Who are the Kali'na people?
- connieLv 710 years agoFavorite Answer
The Kali'na people (historically Galibi or Carib) are an Amerindian ethnic group found in several countries on the Caribbean coast of South America. In language and culture they are Cariban. The origin of the name given them by Europeans, Galibi, is unknown. They prefer to be called Kali'na tilewuyu, i.e. "true Kali'na", partly to differentiate themselves from the half-blood Maroon-Kali'na inhabitants of Suriname.
The part of South America where the Kali'na live is very sparsely populated, however this ethnic group is such an extreme minority in all of the countries in which they are well established that locally they are a majority only in certain very secluded areas. Their current geographic distribution covers only a small fraction of their Pre-Columbian territory.
* In Brazil, they are especially localized in São José dos Galibi, a village founded in 1950 on the right bank of the Oyapock River opposite Saint-Georges in French Guiana by several families who came from the region of the Mana River. They are also in the capital of Amapá, Macapá, and in Pará, in Belém.

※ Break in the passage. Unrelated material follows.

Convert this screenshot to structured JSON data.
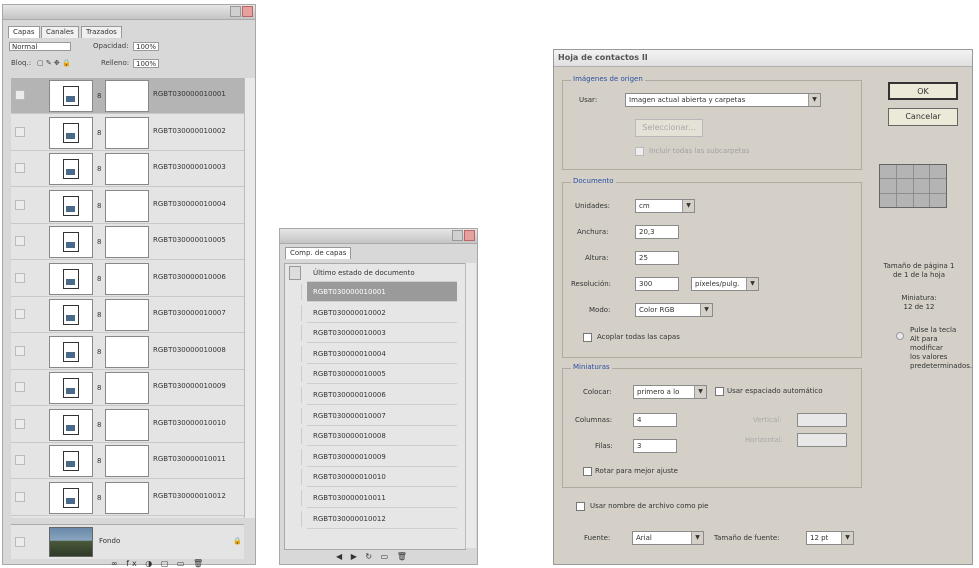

* In French Guiana, they are still present in significant numbers in their original territory, the region between the Maroni and the Mana rivers (in particular, the communities of Awala-Yalimapo, the only one where they are a majority, Saint-Laurent-du-Maroni, Mana and Iracoubo), and the Amerindian village of Kourou as well as, in fewer numbers, the island of Cayenne.
* In Suriname, they are a strong presence on the left bank of the Maroni River and on the banks of the Coppename River.
* In Venezuela, the country where their numbers are the greatest, they can be found in two distinct zones: in the llanos of the Orinoco river valley
They speak Kali'na, which belongs to the family of Cariban languages. This language is currently still spoken by more than 10,000 people in the coastal strip that stretches from Venezuela (5,000 speakers) to Brazil (100) passing through Guyana (475), Suriname (2,500) and French Guiana (3,000 people). Kali'na therefore remains a primarily oral language.
Lacking a written form of language before the arrival of Europeans, Kali'na history was passed down orally from one generation to the next through tales of myth and legend. For a long time, the few Europeans studying the history of the Amerindian people of this area did not distinguish between the various Caribbean tribes. Once the period of exploration was over, interest in the study of these people dimished greatly and did not re-emerge until the end of the 20th century, when a few French expatriates, notably Gérard Collomb, became interested in the Kali'na, and the Kali'na themselves began to relate their history, in particular Félix Tiouka, president of the Association of Amerindians of French Guiana (AAGF), and his son Alexis.
Making up for lack of written records, archaeologists have to date uncovered 273 Amerindian archeological sites on only 310 km² of the land recovered from the Sinnamary River by the Petit-Saut Dam. Some date back as far as two thousand years, establishing the antiquity of the Amerindian presence in this area. The weak historical clues available indicate that before 1492, the Kali'na inhabited the coast (from the mouth of the Amazon River to that of the Orinoco), dividing their territory with the Arawak, against whom they fought during their expansion toward the east and the Amazon River.
In their first contact with Europeans, the Kali'na thought they were dealing with the spirits of the sea, Palanaki'i, a name they use to this day when referring to whites. One of the first consequences of the arrival of the Palanaki'i, as in the case of many other Native American peoples, was a decrease in population due to diseases brought over by the Europeans. The Kali'na quickly succumbed in large numbers, because their immune systems were not adapted to the viruses and bacteria of the Old World.
“ At that time, the Kali'na knew only stone axes and hardwood machetes. These men brought with them axes and machetes of iron, they showed that they cut much better ... This time, the Palanaki'i had brought good things."
- Anonymous10 years ago
cousins of the klingons perhaps?Source(s): who cares